Col is on turning into a regular Houdini! Last night he got out of his stall again and this time when Becky backed him out of the feedroom, she discovered that the chains across both his doors were intact. Either Col is learning how to undo and rehook his chain or he crawled under. Is that even possible? He is quite a big horse... I don't know. In any case, he got out! We are going to have to start keeping the gate between the stall aisle and the rest of the barn closed at all times. Although, I don't think that will stop him from getting out, as I suspect he is trying to make a point about what he thinks about stall living... :-) And he will keep making this point until his point has been heard.
Becky had her weekly jumping lesson today. This gave Little Love and me a chance to practice trailer "loading". We had four goes at it and each time Little Love walked all the way up the ramp until her feet were right at the threshold of the actual trailer. Twice she stuck her head in as far as she could reach, with the whites of her eyes flashing and her nostrils the size of dinner plates. She was nervous, but also a bit curious, which is a whole new development when it comes to the trailer. I was very happy with her effort!.
When Col left, both horses called out frantically. Little Love was running circles in her stall, banging on the door in between each lap. This is the first time Col has trailered out in the morning, as usually Becky's lesson is in the afternoon and the horses have had a good six hours of pasture time before they are separated. Little Love likes routines and this change in schedule definitely set her off. I gave her a moment before I pulled her out. She practically ran over me when I opened the stall, she was in such a hurry to go outside and see for herself that Col was gone. I took her into the arena where she trotted around with her head up high for about ten minutes, after which she came to the conclusion that she was alright without Col.
We went out the gate and set off on our usual walk. Little Love seemed completely fine until we started to cross the field to get to the edge of the forest. By the time we were halfway down the field she started to trot next to me. I tried to walk fast to keep up with her. This seemed to make her pace even more, so I thought maybe she would calm down a bit if I let her graze. Yeah, right. She grabbed some grass, chewed on it frantically and that was it, the "freak out" switch went off in her head. She bolted forward, then spun to the left plowing into me and tried to canter home. It was as if I no longer excisted. She actually managed to drag me down the field a few feet before I got my balance in the mud. It took some major asserting from my part to get her to remember I was actually there with her and that I didn't want to get dragged home. For a brief moment I had visions of Little Love getting loose and cantering home across the big road - yikes. I pushed those thoughts aside as it was more productive to focus on the here and now than the what if's.

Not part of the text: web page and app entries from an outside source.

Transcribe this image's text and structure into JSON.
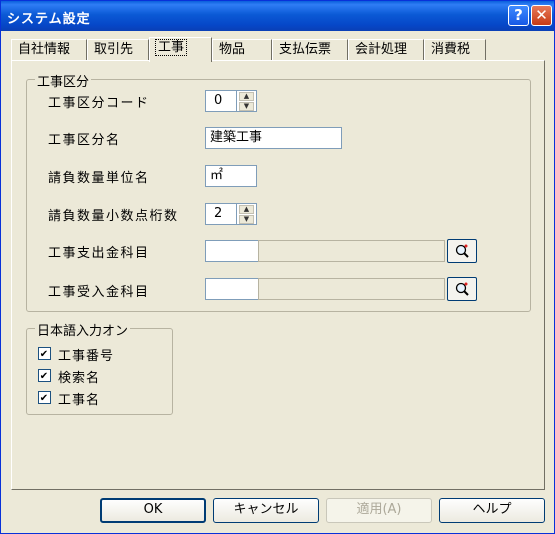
{
  "window": {
    "title": "システム設定",
    "help_glyph": "?",
    "close_glyph": "✕"
  },
  "tabs": [
    {
      "label": "自社情報"
    },
    {
      "label": "取引先"
    },
    {
      "label": "工事",
      "active": true
    },
    {
      "label": "物品"
    },
    {
      "label": "支払伝票"
    },
    {
      "label": "会計処理"
    },
    {
      "label": "消費税"
    }
  ],
  "koji_kubun": {
    "group_title": "工事区分",
    "code_label": "工事区分コード",
    "code_value": "0",
    "name_label": "工事区分名",
    "name_value": "建築工事",
    "unit_label": "請負数量単位名",
    "unit_value": "㎡",
    "decimal_label": "請負数量小数点桁数",
    "decimal_value": "2",
    "expense_label": "工事支出金科目",
    "expense_code": "",
    "expense_name": "",
    "income_label": "工事受入金科目",
    "income_code": "",
    "income_name": ""
  },
  "ime": {
    "group_title": "日本語入力オン",
    "items": [
      {
        "label": "工事番号",
        "checked": true
      },
      {
        "label": "検索名",
        "checked": true
      },
      {
        "label": "工事名",
        "checked": true
      }
    ]
  },
  "buttons": {
    "ok": "OK",
    "cancel": "キャンセル",
    "apply": "適用(A)",
    "help": "ヘルプ"
  },
  "icons": {
    "lookup": "magnifier-icon",
    "spin_up": "spin-up-icon",
    "spin_down": "spin-down-icon"
  },
  "colors": {
    "titlebar": "#0a5fdc",
    "face": "#ece9d8"
  }
}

Little Love screamed in panic, trying to look back to the barn. Despite the severe cold I have, I tried running forward. This completely backfired on me, as it made Little Love take another dash past me towards the barn. This time I was ready for it and I managed to hold my ground. We must have been a sight!
Once we got the road (don't ask me how, somehow I managed to scramble forward and drag her with me despite the fact that about 90% of her attention was elsewhere) she calmed down a fraction. I kept walking, pulling her with me. She gave up looking back at the barn and tried trotting past me, but I waved the lead rope in front of her face and used my voice to tell her to slow down. This helped and she would slow down only to pick up another trot. After about seven trots, she sighed and chewed and started walking with me.
We walked back without incident and actually stopped for 15 minutes to graze on some new grass. Little Love was totally calm and 100% present. No sign of the earlier horse that dragged me down the field in a frenzy. Dr. Jekyll and Mr. Hyde, I say. Luckily it seems like there is less and less of Mr. Hyde.
As we walked up the driveway, I wondered what Lilo would do when we arrived at the barn and Col would still be gone. There was no need to worry. I took her into the barn, took her halter off to give her the choice of going into her stall, Col's stall or outside. She walked into the back yard, had a drink from the bucket out there and parked herself in the sun. She didn't want to go into the big pasture without Col, but seemed completely comfortable dozing off outside the backdoor. That is where she stood, sunbathing, while I mucked the stall, prepped the feed for the evening and filled the waters. When it was time for me to go, I went over to her. She touched my hand with her nose, then my chest. I told her I was going and she told me she was alright. She was obviously waiting for Col to get back, and she was waiting with patience. I told her he would be back in about 30 minutes. She sighed and chewed and closed her eyes, going off for a nap. As I walked to my car, I could not but marvel (despite her Mr. Hyde act in the field) over how far she has come from those days at the old barn where I couldn't even put her outside by herself in the paddock next to the barn full of horses.